Ovechkin has seven 50-goals seasons on his resume. Only Wayne Gretzky and Mike Bossy (nine seasons each) have more. He’s won the Maurice Richard Trophy as the league’s leading goal scorer six times, more than any other player, including four straight seasons from 2012-13 to 2015-16.
Last season, however, saw Ovechkin’s goal scoring plummet to just 33 goals in 82 games. It was his lowest output over a full season since his career-low 32 goals in 2010-11. At that time, the drop-off was due to the Capitals attempting to play a more defensive style, crimping Ovechkin’s wide-open scoring style.

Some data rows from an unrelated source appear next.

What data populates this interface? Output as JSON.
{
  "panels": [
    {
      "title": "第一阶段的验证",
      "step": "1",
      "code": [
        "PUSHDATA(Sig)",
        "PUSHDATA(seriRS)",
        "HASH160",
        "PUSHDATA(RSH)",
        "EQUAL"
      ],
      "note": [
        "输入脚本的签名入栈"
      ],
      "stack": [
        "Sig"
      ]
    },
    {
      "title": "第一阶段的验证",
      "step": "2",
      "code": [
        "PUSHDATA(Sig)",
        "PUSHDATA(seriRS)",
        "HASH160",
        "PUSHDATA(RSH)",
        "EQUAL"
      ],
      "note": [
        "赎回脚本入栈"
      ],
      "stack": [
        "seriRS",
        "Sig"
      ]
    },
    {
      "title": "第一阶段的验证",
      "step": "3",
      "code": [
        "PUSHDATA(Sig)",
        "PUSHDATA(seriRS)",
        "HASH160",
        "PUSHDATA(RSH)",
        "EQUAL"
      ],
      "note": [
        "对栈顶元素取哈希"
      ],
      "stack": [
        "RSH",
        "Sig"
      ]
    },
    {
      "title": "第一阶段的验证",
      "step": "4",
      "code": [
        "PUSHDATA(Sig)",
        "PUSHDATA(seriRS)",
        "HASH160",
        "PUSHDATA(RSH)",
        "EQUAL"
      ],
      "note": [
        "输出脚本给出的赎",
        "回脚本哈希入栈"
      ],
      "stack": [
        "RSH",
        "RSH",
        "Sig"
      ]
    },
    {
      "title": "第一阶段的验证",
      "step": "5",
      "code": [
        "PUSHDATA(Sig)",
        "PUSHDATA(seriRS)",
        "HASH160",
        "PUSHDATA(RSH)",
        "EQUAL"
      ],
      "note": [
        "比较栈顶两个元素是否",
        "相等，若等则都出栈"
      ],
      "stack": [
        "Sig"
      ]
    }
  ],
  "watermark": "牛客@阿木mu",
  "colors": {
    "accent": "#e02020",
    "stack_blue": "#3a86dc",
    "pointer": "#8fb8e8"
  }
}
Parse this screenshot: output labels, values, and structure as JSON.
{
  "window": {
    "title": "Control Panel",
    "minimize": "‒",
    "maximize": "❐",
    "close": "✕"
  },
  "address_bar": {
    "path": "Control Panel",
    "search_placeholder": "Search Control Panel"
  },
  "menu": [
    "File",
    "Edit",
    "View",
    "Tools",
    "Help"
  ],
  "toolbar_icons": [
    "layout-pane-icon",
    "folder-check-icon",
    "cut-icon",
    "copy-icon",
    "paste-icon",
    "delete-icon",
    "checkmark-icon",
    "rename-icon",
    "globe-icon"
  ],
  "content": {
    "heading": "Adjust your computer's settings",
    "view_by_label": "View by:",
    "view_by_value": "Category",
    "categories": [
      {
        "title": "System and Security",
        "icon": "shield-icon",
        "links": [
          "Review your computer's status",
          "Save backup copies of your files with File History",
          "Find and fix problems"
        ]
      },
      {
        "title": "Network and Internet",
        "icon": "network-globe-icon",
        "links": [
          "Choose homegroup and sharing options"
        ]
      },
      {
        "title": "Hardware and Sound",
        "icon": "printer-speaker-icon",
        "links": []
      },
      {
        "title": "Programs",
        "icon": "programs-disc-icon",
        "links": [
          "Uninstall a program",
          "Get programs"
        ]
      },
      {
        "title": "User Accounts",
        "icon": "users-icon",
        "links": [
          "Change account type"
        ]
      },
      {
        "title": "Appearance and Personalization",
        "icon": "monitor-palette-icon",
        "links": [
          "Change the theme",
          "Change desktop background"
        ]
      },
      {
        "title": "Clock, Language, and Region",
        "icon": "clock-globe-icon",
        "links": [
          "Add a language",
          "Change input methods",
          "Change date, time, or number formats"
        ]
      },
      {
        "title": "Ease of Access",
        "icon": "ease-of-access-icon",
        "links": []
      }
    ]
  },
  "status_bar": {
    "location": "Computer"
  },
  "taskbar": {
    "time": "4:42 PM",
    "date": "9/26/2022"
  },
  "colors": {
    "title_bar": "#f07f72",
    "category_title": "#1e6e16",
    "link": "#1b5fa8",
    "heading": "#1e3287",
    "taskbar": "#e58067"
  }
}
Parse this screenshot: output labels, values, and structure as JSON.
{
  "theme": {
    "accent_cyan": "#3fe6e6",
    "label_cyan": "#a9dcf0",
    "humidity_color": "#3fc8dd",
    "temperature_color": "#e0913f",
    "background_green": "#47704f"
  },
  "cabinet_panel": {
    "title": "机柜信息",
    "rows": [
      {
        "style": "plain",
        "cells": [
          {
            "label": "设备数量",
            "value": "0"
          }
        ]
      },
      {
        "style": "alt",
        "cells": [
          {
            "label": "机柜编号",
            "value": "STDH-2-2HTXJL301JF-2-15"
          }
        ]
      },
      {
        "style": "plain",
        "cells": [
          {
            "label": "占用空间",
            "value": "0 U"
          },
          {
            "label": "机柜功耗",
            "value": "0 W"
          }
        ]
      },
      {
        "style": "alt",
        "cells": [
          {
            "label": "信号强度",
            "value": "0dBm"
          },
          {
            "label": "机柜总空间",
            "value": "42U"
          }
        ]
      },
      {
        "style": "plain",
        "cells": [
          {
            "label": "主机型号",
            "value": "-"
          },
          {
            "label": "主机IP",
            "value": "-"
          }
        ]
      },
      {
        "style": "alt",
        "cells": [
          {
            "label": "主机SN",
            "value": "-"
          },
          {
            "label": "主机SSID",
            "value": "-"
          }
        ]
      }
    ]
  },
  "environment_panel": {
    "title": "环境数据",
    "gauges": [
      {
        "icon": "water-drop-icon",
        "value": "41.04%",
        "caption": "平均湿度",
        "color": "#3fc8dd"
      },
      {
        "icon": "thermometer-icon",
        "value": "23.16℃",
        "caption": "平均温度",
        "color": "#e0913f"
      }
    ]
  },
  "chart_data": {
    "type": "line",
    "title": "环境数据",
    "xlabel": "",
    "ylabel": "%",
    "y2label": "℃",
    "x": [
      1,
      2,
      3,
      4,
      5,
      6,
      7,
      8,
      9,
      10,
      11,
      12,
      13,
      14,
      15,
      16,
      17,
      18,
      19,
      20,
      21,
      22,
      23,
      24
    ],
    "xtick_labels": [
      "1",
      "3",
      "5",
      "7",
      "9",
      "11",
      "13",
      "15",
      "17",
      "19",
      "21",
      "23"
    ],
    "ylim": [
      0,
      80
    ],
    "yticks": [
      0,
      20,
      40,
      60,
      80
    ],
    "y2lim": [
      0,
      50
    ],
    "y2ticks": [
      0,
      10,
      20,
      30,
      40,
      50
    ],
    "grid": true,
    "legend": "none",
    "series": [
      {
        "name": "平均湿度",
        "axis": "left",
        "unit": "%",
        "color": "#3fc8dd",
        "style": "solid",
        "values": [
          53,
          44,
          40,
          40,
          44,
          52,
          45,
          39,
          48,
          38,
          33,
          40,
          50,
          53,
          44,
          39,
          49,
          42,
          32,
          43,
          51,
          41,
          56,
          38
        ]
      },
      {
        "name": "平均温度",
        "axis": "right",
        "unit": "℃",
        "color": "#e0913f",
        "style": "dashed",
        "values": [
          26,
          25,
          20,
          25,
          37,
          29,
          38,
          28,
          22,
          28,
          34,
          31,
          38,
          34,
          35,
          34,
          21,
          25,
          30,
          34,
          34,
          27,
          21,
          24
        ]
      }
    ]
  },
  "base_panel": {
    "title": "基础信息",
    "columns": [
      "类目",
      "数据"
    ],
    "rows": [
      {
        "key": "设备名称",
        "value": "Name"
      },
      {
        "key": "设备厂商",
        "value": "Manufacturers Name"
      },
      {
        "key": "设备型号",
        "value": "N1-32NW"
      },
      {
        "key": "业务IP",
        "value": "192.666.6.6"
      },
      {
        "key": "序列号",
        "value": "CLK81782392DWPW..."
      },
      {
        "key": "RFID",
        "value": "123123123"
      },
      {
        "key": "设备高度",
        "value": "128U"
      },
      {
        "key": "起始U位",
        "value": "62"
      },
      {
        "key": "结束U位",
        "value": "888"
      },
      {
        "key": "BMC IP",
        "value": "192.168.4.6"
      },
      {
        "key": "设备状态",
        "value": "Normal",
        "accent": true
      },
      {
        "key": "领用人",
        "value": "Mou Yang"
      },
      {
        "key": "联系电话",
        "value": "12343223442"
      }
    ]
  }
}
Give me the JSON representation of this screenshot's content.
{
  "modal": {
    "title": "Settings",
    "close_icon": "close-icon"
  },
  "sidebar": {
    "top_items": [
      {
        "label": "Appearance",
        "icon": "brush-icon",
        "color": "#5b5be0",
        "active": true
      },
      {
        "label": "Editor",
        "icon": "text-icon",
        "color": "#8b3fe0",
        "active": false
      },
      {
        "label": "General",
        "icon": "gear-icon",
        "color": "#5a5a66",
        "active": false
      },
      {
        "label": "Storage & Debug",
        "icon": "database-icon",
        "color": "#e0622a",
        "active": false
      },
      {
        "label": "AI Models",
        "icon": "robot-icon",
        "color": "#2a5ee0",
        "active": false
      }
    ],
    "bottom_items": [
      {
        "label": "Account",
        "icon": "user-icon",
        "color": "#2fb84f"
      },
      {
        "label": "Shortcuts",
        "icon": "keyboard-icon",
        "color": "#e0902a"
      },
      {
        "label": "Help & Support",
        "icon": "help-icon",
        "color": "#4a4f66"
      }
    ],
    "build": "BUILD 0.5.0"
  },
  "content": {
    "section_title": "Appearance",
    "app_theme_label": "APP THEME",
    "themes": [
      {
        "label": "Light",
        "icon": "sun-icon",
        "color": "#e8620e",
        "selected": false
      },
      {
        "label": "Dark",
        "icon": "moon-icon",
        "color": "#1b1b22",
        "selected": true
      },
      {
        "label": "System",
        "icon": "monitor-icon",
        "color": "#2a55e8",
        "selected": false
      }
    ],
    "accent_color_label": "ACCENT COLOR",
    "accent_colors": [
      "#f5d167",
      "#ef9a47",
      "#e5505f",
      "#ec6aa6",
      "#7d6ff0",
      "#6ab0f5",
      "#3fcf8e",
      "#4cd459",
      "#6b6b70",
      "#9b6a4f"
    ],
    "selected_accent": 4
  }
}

The drop in Ovechkin’s 2016-17 numbers was attributable to improving his two-way play and putting more emphasis on setting up linemate T.J. Oshie. Still, Ovechkin’s reached an age when pure scorers usually see their production deteriorate. He’ll remain a dangerous sniper but his 50-goal days could be over.
Stats via NHL.com and Hockey-Reference.com.